Before you head out, make sure everything is up-to-date and not expired.
If you find yourself in an emergency in the backcountry, you need to be able to start a fire. If you don’t know how to build a fire, Outside Magazine has a great guide on how to start a fire.
In addition to knowing how to start a fire, you the right tools. The right tools make starting a fire a hell of a lot easier than banging two rocks together. You should bring a butane lighter and waterproof matches. Splurge for quality matches — gas station matches don’t usually hold up well. Fire starters are also great and can be lifesavers in wet conditions.
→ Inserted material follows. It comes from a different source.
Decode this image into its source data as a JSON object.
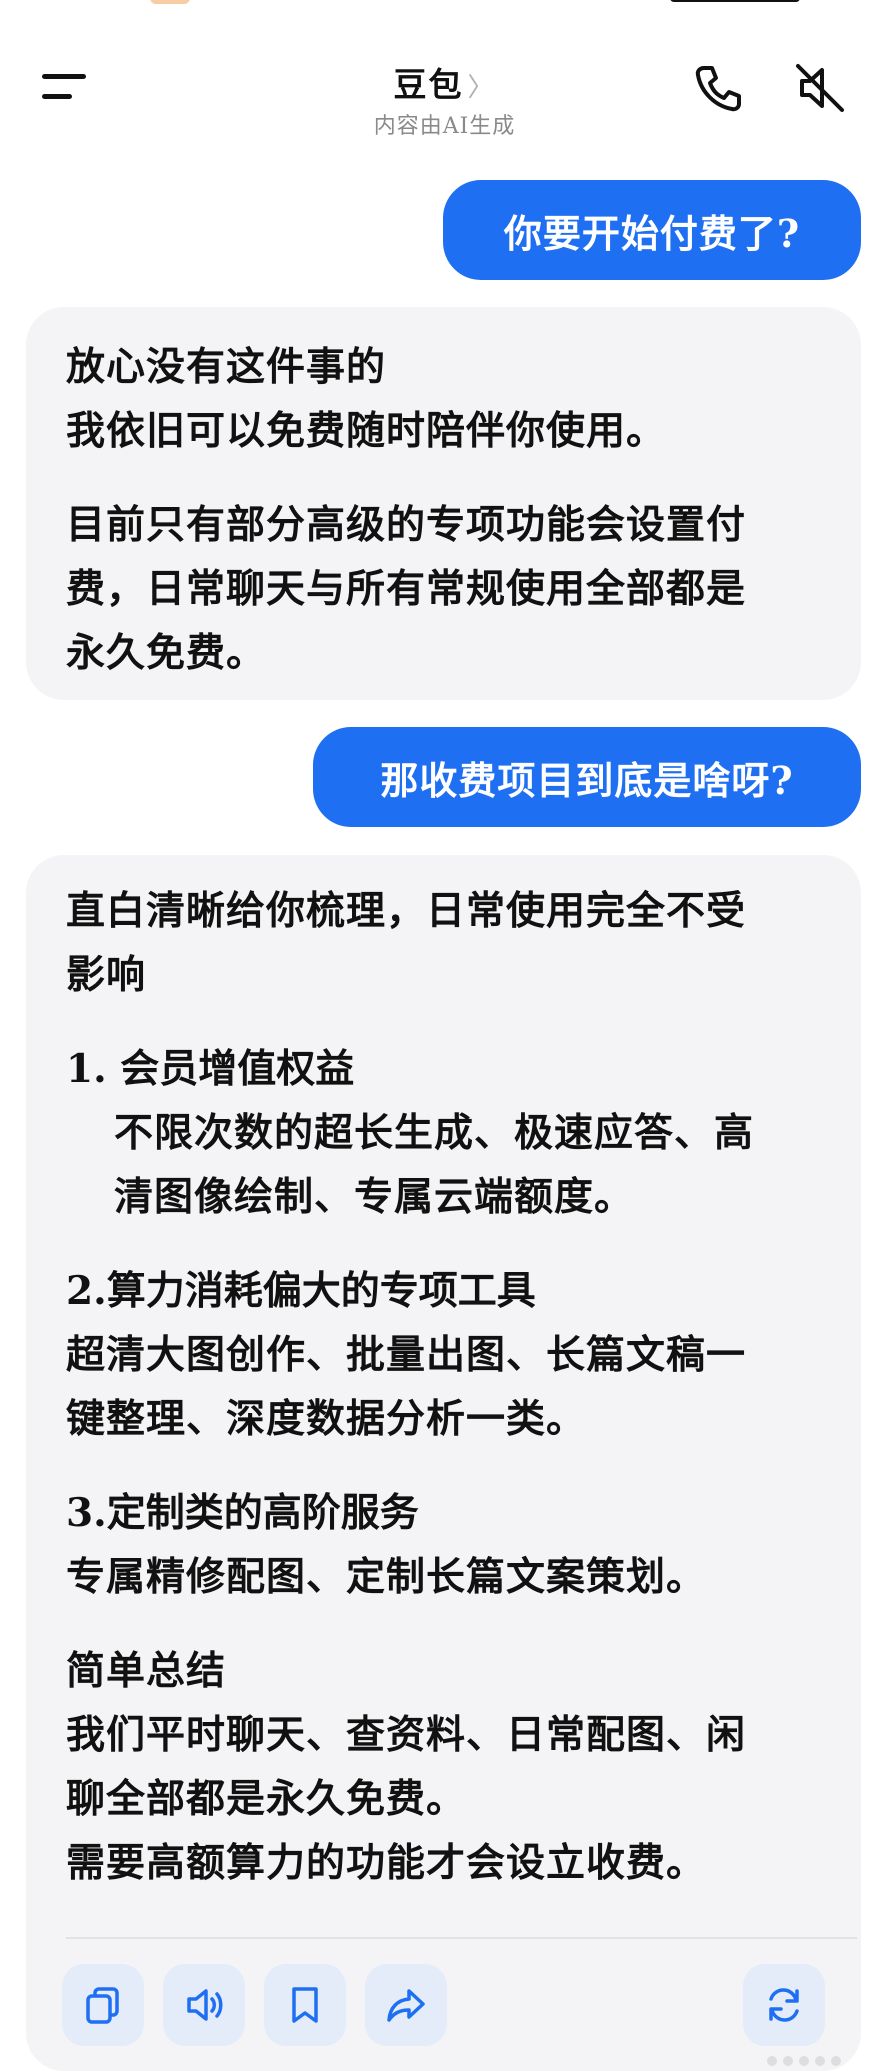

Tinder, dryer lint, and flint are great fire starters.
If you’re hiking somewhere where there’s little firewood, consider bringing a small stove for heat as well.
7. Repair kit + tools
In the event you need to perform an emergency repair, the proper tools will save you not only your time and energy, they’ll also save your sanity. A good knife or multitool is so versatile that it should be in your backpack every time you hike. They’re handy for repairing gear, preparing food, and building fires and shelters.
You should also bring a small gear repair kit. Your kit should include duct tape, zip ties, safety pins, cordage, and fabric repair tape. You should also include repair parts for your gear (water filer, tent, stove, etc). The more remote the area you’re exploring, the more in-depth your repair kit should be.
Going hungry isn’t fun. You need to be prepared to deal with a delay or emergency every time you go hiking. Bring enough food for at least one extra day — or more if you’re going on a long trek.
Enough food doesn’t mean you need to pack full meals for breakfast, lunch, and dinner. Instead, bring things like high-energy bars and dry food like nuts or jerky. You just need enough to keep yourself going.
Being properly hydrated on your hikes is perhaps one of the most important things. Bring more water than you think you’ll use and drink steadily throughout the day. Bring a hydration pack, water bottle, and even an extra collapsible water reservoir. Always carry a filter or chemical purification system so that you can refill your water whenever possible.
Remember that most people usually need about a half liter per hour of moderate hiking in moderate temperatures. Use that as a guideline when deciding how much water you need.
We’ve also written about staying hydrated in the hot weather.
10. Emergency shelter
You should always carry some type of emergency shelter. It will help protect you from the wind, rain, and even sun in the event you become stranded on your hike. Your tent will do you no good if it’s back at camp.